Web page and app entries

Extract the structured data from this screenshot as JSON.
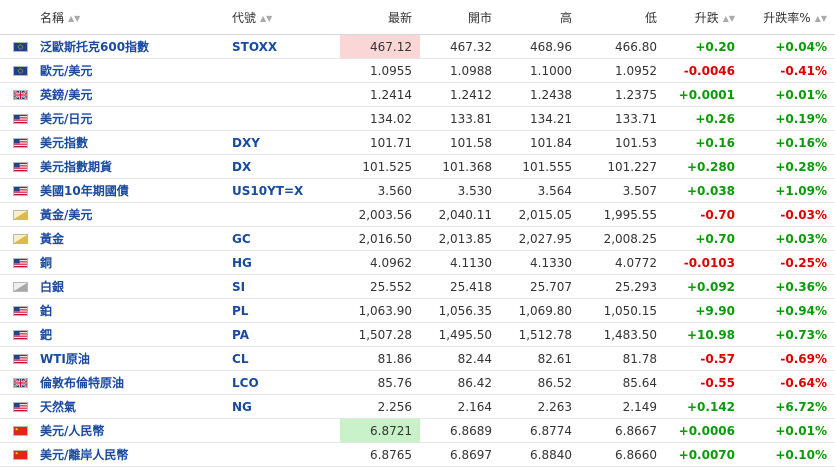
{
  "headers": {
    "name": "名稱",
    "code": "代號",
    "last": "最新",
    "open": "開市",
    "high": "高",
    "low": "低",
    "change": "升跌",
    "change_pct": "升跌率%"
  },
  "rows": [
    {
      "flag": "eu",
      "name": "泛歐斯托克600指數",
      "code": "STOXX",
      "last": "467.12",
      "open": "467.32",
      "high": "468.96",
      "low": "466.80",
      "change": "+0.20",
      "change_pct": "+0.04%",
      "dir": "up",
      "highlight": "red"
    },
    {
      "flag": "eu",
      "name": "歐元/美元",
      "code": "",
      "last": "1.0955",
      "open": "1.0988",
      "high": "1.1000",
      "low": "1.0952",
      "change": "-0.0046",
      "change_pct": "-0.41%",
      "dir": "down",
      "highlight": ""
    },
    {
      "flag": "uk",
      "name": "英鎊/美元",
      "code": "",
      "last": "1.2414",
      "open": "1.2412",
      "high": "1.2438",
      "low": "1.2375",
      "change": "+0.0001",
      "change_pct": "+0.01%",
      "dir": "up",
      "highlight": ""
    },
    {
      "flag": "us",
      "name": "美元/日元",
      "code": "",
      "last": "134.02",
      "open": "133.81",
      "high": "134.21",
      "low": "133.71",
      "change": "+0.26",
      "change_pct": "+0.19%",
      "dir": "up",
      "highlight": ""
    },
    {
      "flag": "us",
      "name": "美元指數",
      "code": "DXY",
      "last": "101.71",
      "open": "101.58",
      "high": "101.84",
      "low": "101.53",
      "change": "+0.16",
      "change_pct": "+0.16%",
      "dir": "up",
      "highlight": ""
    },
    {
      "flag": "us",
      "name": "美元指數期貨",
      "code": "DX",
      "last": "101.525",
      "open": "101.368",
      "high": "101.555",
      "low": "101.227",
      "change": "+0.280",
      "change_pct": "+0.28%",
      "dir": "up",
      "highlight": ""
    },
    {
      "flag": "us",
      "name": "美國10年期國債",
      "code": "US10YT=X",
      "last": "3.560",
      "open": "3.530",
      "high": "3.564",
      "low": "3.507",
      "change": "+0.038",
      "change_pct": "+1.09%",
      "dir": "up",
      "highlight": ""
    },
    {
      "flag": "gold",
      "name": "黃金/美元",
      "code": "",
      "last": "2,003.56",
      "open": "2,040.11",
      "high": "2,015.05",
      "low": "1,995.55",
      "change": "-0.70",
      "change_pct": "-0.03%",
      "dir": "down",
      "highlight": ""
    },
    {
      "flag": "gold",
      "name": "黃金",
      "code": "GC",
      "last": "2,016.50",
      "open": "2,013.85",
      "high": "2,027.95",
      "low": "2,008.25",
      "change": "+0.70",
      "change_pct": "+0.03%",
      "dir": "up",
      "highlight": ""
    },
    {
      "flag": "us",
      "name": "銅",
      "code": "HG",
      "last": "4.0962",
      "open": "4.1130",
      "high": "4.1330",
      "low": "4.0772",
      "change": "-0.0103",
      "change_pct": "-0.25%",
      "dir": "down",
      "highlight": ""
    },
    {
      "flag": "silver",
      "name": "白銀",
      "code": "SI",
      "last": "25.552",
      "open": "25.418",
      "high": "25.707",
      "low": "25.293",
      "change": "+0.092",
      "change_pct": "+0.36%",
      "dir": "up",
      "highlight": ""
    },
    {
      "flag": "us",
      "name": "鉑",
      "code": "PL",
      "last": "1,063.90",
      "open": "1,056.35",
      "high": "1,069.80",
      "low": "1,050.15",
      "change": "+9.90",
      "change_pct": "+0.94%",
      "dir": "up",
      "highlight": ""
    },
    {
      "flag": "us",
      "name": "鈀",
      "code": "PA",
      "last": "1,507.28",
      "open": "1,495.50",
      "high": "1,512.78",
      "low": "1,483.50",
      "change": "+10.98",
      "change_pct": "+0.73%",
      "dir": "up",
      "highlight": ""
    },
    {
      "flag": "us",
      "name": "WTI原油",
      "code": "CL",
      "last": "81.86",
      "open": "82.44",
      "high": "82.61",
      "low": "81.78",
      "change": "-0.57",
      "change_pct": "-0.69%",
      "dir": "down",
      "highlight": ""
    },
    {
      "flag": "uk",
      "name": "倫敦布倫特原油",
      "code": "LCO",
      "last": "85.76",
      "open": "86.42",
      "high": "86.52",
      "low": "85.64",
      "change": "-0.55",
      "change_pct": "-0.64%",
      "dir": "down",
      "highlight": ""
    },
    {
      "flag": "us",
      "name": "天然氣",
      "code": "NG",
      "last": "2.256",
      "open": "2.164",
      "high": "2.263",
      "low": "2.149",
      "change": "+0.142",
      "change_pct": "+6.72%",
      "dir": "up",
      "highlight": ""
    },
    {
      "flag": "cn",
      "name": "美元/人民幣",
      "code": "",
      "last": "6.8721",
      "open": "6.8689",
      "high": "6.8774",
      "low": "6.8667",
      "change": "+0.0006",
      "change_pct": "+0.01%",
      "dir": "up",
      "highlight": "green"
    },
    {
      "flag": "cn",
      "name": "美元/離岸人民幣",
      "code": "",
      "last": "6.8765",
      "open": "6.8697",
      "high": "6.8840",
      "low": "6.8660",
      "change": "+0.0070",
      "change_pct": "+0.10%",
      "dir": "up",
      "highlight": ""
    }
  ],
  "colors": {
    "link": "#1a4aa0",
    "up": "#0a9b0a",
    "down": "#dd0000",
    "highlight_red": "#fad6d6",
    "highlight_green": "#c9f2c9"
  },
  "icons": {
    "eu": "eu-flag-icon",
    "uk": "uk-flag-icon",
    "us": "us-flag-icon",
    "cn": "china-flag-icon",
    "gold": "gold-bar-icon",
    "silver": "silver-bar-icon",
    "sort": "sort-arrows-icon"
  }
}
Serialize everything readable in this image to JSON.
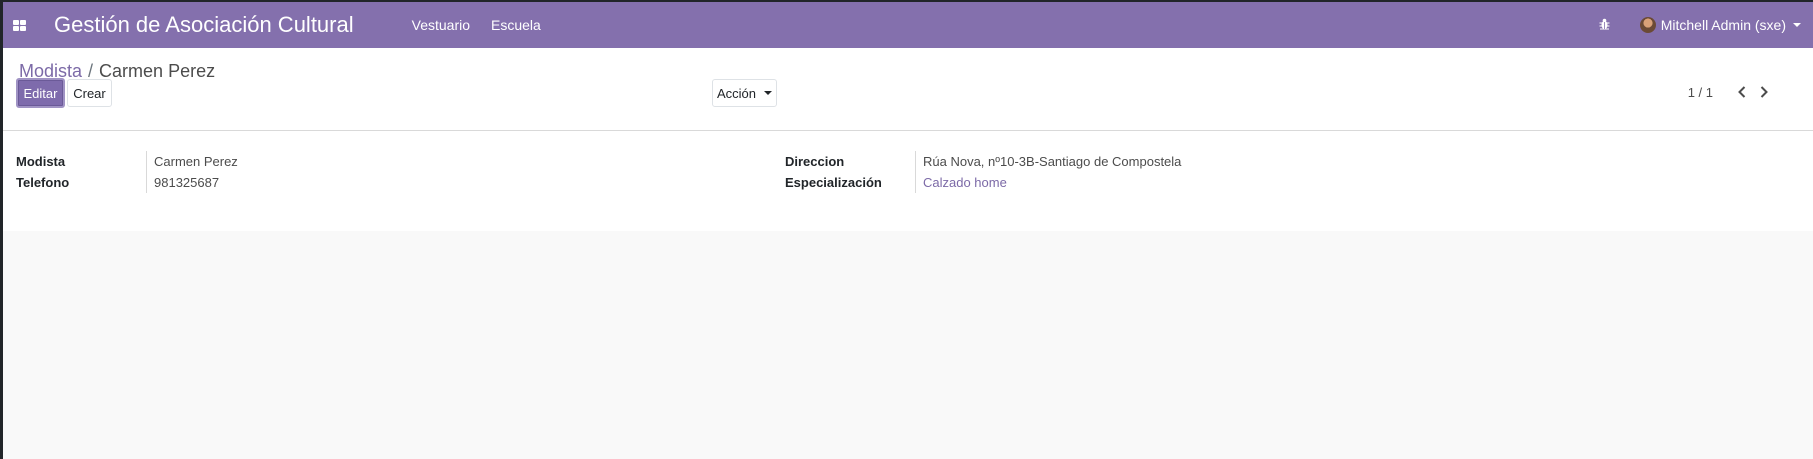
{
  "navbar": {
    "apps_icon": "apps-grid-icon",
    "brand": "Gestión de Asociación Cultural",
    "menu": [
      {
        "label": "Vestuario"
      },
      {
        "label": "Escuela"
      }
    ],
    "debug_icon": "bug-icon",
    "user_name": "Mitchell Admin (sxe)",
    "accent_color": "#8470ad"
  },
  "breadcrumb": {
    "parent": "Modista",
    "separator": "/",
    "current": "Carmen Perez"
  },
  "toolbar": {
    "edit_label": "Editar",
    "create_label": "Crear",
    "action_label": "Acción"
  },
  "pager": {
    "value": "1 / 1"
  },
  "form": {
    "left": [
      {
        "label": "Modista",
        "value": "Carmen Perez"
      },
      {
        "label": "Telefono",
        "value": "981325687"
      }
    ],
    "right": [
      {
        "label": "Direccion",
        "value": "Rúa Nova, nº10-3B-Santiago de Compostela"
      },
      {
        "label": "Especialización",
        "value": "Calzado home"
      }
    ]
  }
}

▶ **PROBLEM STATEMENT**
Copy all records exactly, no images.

▶ **ANSWER SECTION**
Extract the structured data from this screenshot as JSON.
{
  "headers": {
    "name": "名稱",
    "code": "代號",
    "last": "最新",
    "open": "開市",
    "high": "高",
    "low": "低",
    "change": "升跌",
    "change_pct": "升跌率%"
  },
  "rows": [
    {
      "flag": "eu",
      "name": "泛歐斯托克600指數",
      "code": "STOXX",
      "last": "467.12",
      "open": "467.32",
      "high": "468.96",
      "low": "466.80",
      "change": "+0.20",
      "change_pct": "+0.04%",
      "dir": "up",
      "highlight": "red"
    },
    {
      "flag": "eu",
      "name": "歐元/美元",
      "code": "",
      "last": "1.0955",
      "open": "1.0988",
      "high": "1.1000",
      "low": "1.0952",
      "change": "-0.0046",
      "change_pct": "-0.41%",
      "dir": "down",
      "highlight": ""
    },
    {
      "flag": "uk",
      "name": "英鎊/美元",
      "code": "",
      "last": "1.2414",
      "open": "1.2412",
      "high": "1.2438",
      "low": "1.2375",
      "change": "+0.0001",
      "change_pct": "+0.01%",
      "dir": "up",
      "highlight": ""
    },
    {
      "flag": "us",
      "name": "美元/日元",
      "code": "",
      "last": "134.02",
      "open": "133.81",
      "high": "134.21",
      "low": "133.71",
      "change": "+0.26",
      "change_pct": "+0.19%",
      "dir": "up",
      "highlight": ""
    },
    {
      "flag": "us",
      "name": "美元指數",
      "code": "DXY",
      "last": "101.71",
      "open": "101.58",
      "high": "101.84",
      "low": "101.53",
      "change": "+0.16",
      "change_pct": "+0.16%",
      "dir": "up",
      "highlight": ""
    },
    {
      "flag": "us",
      "name": "美元指數期貨",
      "code": "DX",
      "last": "101.525",
      "open": "101.368",
      "high": "101.555",
      "low": "101.227",
      "change": "+0.280",
      "change_pct": "+0.28%",
      "dir": "up",
      "highlight": ""
    },
    {
      "flag": "us",
      "name": "美國10年期國債",
      "code": "US10YT=X",
      "last": "3.560",
      "open": "3.530",
      "high": "3.564",
      "low": "3.507",
      "change": "+0.038",
      "change_pct": "+1.09%",
      "dir": "up",
      "highlight": ""
    },
    {
      "flag": "gold",
      "name": "黃金/美元",
      "code": "",
      "last": "2,003.56",
      "open": "2,040.11",
      "high": "2,015.05",
      "low": "1,995.55",
      "change": "-0.70",
      "change_pct": "-0.03%",
      "dir": "down",
      "highlight": ""
    },
    {
      "flag": "gold",
      "name": "黃金",
      "code": "GC",
      "last": "2,016.50",
      "open": "2,013.85",
      "high": "2,027.95",
      "low": "2,008.25",
      "change": "+0.70",
      "change_pct": "+0.03%",
      "dir": "up",
      "highlight": ""
    },
    {
      "flag": "us",
      "name": "銅",
      "code": "HG",
      "last": "4.0962",
      "open": "4.1130",
      "high": "4.1330",
      "low": "4.0772",
      "change": "-0.0103",
      "change_pct": "-0.25%",
      "dir": "down",
      "highlight": ""
    },
    {
      "flag": "silver",
      "name": "白銀",
      "code": "SI",
      "last": "25.552",
      "open": "25.418",
      "high": "25.707",
      "low": "25.293",
      "change": "+0.092",
      "change_pct": "+0.36%",
      "dir": "up",
      "highlight": ""
    },
    {
      "flag": "us",
      "name": "鉑",
      "code": "PL",
      "last": "1,063.90",
      "open": "1,056.35",
      "high": "1,069.80",
      "low": "1,050.15",
      "change": "+9.90",
      "change_pct": "+0.94%",
      "dir": "up",
      "highlight": ""
    },
    {
      "flag": "us",
      "name": "鈀",
      "code": "PA",
      "last": "1,507.28",
      "open": "1,495.50",
      "high": "1,512.78",
      "low": "1,483.50",
      "change": "+10.98",
      "change_pct": "+0.73%",
      "dir": "up",
      "highlight": ""
    },
    {
      "flag": "us",
      "name": "WTI原油",
      "code": "CL",
      "last": "81.86",
      "open": "82.44",
      "high": "82.61",
      "low": "81.78",
      "change": "-0.57",
      "change_pct": "-0.69%",
      "dir": "down",
      "highlight": ""
    },
    {
      "flag": "uk",
      "name": "倫敦布倫特原油",
      "code": "LCO",
      "last": "85.76",
      "open": "86.42",
      "high": "86.52",
      "low": "85.64",
      "change": "-0.55",
      "change_pct": "-0.64%",
      "dir": "down",
      "highlight": ""
    },
    {
      "flag": "us",
      "name": "天然氣",
      "code": "NG",
      "last": "2.256",
      "open": "2.164",
      "high": "2.263",
      "low": "2.149",
      "change": "+0.142",
      "change_pct": "+6.72%",
      "dir": "up",
      "highlight": ""
    },
    {
      "flag": "cn",
      "name": "美元/人民幣",
      "code": "",
      "last": "6.8721",
      "open": "6.8689",
      "high": "6.8774",
      "low": "6.8667",
      "change": "+0.0006",
      "change_pct": "+0.01%",
      "dir": "up",
      "highlight": "green"
    },
    {
      "flag": "cn",
      "name": "美元/離岸人民幣",
      "code": "",
      "last": "6.8765",
      "open": "6.8697",
      "high": "6.8840",
      "low": "6.8660",
      "change": "+0.0070",
      "change_pct": "+0.10%",
      "dir": "up",
      "highlight": ""
    }
  ],
  "colors": {
    "link": "#1a4aa0",
    "up": "#0a9b0a",
    "down": "#dd0000",
    "highlight_red": "#fad6d6",
    "highlight_green": "#c9f2c9"
  },
  "icons": {
    "eu": "eu-flag-icon",
    "uk": "uk-flag-icon",
    "us": "us-flag-icon",
    "cn": "china-flag-icon",
    "gold": "gold-bar-icon",
    "silver": "silver-bar-icon",
    "sort": "sort-arrows-icon"
  }
}
Serialize everything readable in this image to JSON.
{
  "navbar": {
    "apps_icon": "apps-grid-icon",
    "brand": "Gestión de Asociación Cultural",
    "menu": [
      {
        "label": "Vestuario"
      },
      {
        "label": "Escuela"
      }
    ],
    "debug_icon": "bug-icon",
    "user_name": "Mitchell Admin (sxe)",
    "accent_color": "#8470ad"
  },
  "breadcrumb": {
    "parent": "Modista",
    "separator": "/",
    "current": "Carmen Perez"
  },
  "toolbar": {
    "edit_label": "Editar",
    "create_label": "Crear",
    "action_label": "Acción"
  },
  "pager": {
    "value": "1 / 1"
  },
  "form": {
    "left": [
      {
        "label": "Modista",
        "value": "Carmen Perez"
      },
      {
        "label": "Telefono",
        "value": "981325687"
      }
    ],
    "right": [
      {
        "label": "Direccion",
        "value": "Rúa Nova, nº10-3B-Santiago de Compostela"
      },
      {
        "label": "Especialización",
        "value": "Calzado home"
      }
    ]
  }
}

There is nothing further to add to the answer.